- [Exercise instructions]
Please write out the listing below again in its exact form.

- [Data section]
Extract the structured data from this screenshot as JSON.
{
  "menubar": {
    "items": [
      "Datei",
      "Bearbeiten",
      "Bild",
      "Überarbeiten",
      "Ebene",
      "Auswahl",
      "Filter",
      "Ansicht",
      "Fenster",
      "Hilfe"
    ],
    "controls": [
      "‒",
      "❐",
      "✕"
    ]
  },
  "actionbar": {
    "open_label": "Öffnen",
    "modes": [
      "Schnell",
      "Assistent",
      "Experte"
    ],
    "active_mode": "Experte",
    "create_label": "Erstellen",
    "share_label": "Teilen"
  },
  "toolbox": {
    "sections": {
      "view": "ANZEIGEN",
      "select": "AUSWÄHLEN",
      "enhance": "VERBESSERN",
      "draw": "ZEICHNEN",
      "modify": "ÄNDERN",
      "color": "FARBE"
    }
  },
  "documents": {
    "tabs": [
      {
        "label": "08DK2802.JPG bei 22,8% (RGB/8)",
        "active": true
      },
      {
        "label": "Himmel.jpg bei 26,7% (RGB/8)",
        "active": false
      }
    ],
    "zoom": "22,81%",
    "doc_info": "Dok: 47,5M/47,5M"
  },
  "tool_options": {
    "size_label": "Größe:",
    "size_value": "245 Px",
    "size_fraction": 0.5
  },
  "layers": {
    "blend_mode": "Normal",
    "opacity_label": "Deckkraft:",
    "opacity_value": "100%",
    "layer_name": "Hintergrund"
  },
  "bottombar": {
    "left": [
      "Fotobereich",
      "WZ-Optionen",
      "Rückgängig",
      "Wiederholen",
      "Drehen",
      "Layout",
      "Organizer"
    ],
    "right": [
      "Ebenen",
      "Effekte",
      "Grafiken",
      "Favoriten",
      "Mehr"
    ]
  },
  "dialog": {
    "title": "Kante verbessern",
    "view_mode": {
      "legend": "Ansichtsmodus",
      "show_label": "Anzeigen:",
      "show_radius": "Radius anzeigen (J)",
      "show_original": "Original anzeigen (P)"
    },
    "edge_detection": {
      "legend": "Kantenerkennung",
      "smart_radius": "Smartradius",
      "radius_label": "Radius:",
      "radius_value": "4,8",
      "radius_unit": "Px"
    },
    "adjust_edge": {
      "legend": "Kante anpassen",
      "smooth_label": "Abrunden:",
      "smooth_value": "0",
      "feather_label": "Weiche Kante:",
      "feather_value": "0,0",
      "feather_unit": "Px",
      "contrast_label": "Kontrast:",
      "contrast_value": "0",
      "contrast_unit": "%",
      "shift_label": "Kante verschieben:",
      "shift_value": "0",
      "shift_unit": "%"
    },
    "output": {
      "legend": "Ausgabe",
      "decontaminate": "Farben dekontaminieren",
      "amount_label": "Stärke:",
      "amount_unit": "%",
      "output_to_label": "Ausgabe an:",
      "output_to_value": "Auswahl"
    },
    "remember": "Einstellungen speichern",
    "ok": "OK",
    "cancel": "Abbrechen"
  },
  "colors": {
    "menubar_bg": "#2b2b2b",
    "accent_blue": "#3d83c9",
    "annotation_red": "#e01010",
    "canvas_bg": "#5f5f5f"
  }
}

- [Answer for the task]
Extract the structured data from this screenshot as JSON.
{
  "menubar": {
    "items": [
      "Datei",
      "Bearbeiten",
      "Bild",
      "Überarbeiten",
      "Ebene",
      "Auswahl",
      "Filter",
      "Ansicht",
      "Fenster",
      "Hilfe"
    ],
    "controls": [
      "‒",
      "❐",
      "✕"
    ]
  },
  "actionbar": {
    "open_label": "Öffnen",
    "modes": [
      "Schnell",
      "Assistent",
      "Experte"
    ],
    "active_mode": "Experte",
    "create_label": "Erstellen",
    "share_label": "Teilen"
  },
  "toolbox": {
    "sections": {
      "view": "ANZEIGEN",
      "select": "AUSWÄHLEN",
      "enhance": "VERBESSERN",
      "draw": "ZEICHNEN",
      "modify": "ÄNDERN",
      "color": "FARBE"
    }
  },
  "documents": {
    "tabs": [
      {
        "label": "08DK2802.JPG bei 22,8% (RGB/8)",
        "active": true
      },
      {
        "label": "Himmel.jpg bei 26,7% (RGB/8)",
        "active": false
      }
    ],
    "zoom": "22,81%",
    "doc_info": "Dok: 47,5M/47,5M"
  },
  "tool_options": {
    "size_label": "Größe:",
    "size_value": "245 Px",
    "size_fraction": 0.5
  },
  "layers": {
    "blend_mode": "Normal",
    "opacity_label": "Deckkraft:",
    "opacity_value": "100%",
    "layer_name": "Hintergrund"
  },
  "bottombar": {
    "left": [
      "Fotobereich",
      "WZ-Optionen",
      "Rückgängig",
      "Wiederholen",
      "Drehen",
      "Layout",
      "Organizer"
    ],
    "right": [
      "Ebenen",
      "Effekte",
      "Grafiken",
      "Favoriten",
      "Mehr"
    ]
  },
  "dialog": {
    "title": "Kante verbessern",
    "view_mode": {
      "legend": "Ansichtsmodus",
      "show_label": "Anzeigen:",
      "show_radius": "Radius anzeigen (J)",
      "show_original": "Original anzeigen (P)"
    },
    "edge_detection": {
      "legend": "Kantenerkennung",
      "smart_radius": "Smartradius",
      "radius_label": "Radius:",
      "radius_value": "4,8",
      "radius_unit": "Px"
    },
    "adjust_edge": {
      "legend": "Kante anpassen",
      "smooth_label": "Abrunden:",
      "smooth_value": "0",
      "feather_label": "Weiche Kante:",
      "feather_value": "0,0",
      "feather_unit": "Px",
      "contrast_label": "Kontrast:",
      "contrast_value": "0",
      "contrast_unit": "%",
      "shift_label": "Kante verschieben:",
      "shift_value": "0",
      "shift_unit": "%"
    },
    "output": {
      "legend": "Ausgabe",
      "decontaminate": "Farben dekontaminieren",
      "amount_label": "Stärke:",
      "amount_unit": "%",
      "output_to_label": "Ausgabe an:",
      "output_to_value": "Auswahl"
    },
    "remember": "Einstellungen speichern",
    "ok": "OK",
    "cancel": "Abbrechen"
  },
  "colors": {
    "menubar_bg": "#2b2b2b",
    "accent_blue": "#3d83c9",
    "annotation_red": "#e01010",
    "canvas_bg": "#5f5f5f"
  }
}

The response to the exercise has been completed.